WIMBLEDON, ENGLAND — WIMBLEDON, England -- Such is the state of British tennis that when Jeremy Bates defeated Michael Chang here yesterday, there were so many Union Jacks flying from the grandstands it looked like Adm. Nelson at match point in Trafalgar.
Bates did two quick spins in celebration, pumped his fists twice -- as if he had just won the final on Centre Court -- and got a rousing, standing ovation.
As Chang put a ball into the net to end it, 6-4, 6-3, 6-3, Bates could scarcely contain his enthusiasm. After all, just a few days ago, he threatened to quit tennis after 9 1/2 mediocre years on the tour.
When the English press got wind of Bates' intentions to retire, it responded in its usual soft-hearted manner. The Daily Mail asked: "How would we know?"
Before the tournament, oddsmakers in Britain set odds of 1,000-1 for a British player to win the Wimbledon title -- the same odds for an alien landing on the island.
It hasn't been an easy road, lately, for British tennis players, who have become known in their homeland as the greatest bunch of losers in the sport. Part of it is history.

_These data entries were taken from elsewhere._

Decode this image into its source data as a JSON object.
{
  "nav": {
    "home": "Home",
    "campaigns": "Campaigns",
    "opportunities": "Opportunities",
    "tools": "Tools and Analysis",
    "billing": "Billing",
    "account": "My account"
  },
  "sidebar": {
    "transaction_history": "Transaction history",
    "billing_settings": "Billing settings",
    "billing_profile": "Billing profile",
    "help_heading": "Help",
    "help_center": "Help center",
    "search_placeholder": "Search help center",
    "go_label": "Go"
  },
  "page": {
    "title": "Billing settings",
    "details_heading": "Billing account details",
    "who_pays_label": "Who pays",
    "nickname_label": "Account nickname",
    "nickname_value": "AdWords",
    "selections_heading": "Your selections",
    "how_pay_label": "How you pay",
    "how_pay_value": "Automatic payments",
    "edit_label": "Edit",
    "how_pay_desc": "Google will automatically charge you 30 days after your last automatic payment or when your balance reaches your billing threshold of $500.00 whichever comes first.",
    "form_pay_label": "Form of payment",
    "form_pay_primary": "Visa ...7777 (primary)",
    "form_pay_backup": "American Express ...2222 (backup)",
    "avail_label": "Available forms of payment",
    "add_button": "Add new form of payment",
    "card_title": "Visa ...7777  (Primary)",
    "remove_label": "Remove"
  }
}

The last great British men's player -- indeed, the last Englishman to win the Wimbledon title, in 1936 -- was none other than 83-year-old Fred Perry, who is honored with a statue just inside the grounds at Gate 5.

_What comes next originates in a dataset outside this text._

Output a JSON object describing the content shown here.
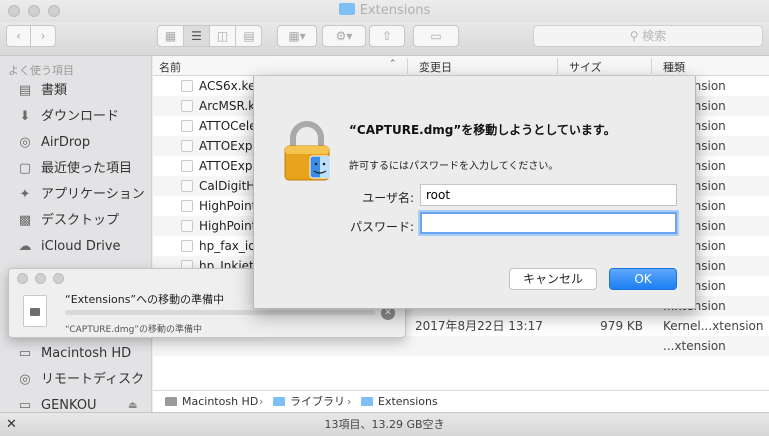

Bates, who had won one match in 1992, is ranked 113th, has never won a tournament and has never ended any of his previous pro years ranked better than 96th.
"I mean, you get the jokes and jibes continually every year," he said. "But I mean, realistically, I'm interested in my ability and the other British tennis players' ability, [so] you can't afford to worry about things like that.

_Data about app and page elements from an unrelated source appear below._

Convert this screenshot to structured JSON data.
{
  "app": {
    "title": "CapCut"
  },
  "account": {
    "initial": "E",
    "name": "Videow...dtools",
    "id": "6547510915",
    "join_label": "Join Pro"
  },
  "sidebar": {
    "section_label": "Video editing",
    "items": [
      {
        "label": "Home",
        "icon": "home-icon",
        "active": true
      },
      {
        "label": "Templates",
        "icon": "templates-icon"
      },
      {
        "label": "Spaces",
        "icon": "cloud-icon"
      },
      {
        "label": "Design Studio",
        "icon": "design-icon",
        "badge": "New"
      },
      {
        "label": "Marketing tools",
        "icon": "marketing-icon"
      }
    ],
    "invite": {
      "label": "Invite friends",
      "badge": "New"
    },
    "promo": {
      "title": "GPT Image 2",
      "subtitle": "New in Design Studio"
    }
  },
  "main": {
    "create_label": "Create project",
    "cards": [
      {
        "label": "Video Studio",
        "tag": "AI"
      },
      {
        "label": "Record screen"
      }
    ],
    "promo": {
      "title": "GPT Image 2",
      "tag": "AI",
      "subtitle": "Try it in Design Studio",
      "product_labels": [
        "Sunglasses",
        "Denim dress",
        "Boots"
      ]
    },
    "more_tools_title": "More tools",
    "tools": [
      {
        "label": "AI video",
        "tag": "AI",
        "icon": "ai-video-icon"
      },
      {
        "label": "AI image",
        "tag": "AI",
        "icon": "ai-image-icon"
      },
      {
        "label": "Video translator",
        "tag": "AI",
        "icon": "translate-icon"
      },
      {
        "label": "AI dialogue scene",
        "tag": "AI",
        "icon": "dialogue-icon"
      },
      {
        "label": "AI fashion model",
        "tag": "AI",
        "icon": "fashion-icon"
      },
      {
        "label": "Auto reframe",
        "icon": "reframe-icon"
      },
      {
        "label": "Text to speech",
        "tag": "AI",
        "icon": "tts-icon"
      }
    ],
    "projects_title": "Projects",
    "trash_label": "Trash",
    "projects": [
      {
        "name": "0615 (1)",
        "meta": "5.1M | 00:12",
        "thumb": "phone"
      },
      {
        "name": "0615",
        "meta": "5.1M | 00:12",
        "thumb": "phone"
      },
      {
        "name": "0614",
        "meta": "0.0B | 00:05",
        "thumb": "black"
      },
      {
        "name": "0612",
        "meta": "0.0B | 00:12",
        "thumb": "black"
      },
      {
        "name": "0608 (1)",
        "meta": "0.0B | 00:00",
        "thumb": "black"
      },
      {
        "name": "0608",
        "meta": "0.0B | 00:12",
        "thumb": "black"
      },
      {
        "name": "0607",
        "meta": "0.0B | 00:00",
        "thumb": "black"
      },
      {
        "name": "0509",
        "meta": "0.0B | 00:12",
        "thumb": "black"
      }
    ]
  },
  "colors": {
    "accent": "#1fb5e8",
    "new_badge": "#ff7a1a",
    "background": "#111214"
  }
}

"All the jokes and jibes, they are all written in the press, I don't hear any of them openly," Bates said. "The other players can't believe some of the things that are written about us."
It was the second straight year that Chang left in the first round. Last year, he lost to Tim Mayotte.
Chang lost his serve seven times, hardly the proper tactic on grass, especially for a player who stands only 5 feet 8.
"I guess there are going to be days when you are going to come up short," said Chang, at No. 7 the first seeded player, man or woman, to lose in the tournament.
John McEnroe started slowly but beat Luiz Mattar, 5-7, 6-1, 6-3, 6-3. Playing in his 14th Wimbledon, McEnroe, 33, accomplished what contemporary Jimmy Connors could not the previous day -- get into the second round. There, McEnroe will play Pat Cash.
Connors, 39, lost in four sets to Luis Herrera on Monday and said he probably isn't coming back.
"Hasn't he said that for 10 straight years?" McEnroe said, jokingly.
In women's play, the matches were over quickly. Steffi Graf blistered Noelle van Lottum, 6-1, 6-0; Gabriela Sabatini zapped Christelle Fauche, 6-1, 6-1; Martina Navratilova stopped Magdalena Maleeva, 6-2, 6-2, and Jennifer Capriati defeated Chanda Rubin, 6-0, 7-5.
NOTES: Play was stopped at 7:30 p.m. because of poor light caused by clouds with 15 matches in progress, all but one men's doubles. The only singles match unfinished was Andre Agassi's first-rounder with Andrei Chesnokov, which was tied at one set apiece and on serve in the third set. . . . Only five active players on the Kraft Tour have won a Grand Slam singles title -- Navratilova, Graf, Monica Seles, Sabatini and Arantxa Sanchez Vicario. . . . Jim Grabb was fined $1,000 for an audible obscenity, and Diego Nargiso of Italy was fined $500 for ball abuse for actions in matches Monday.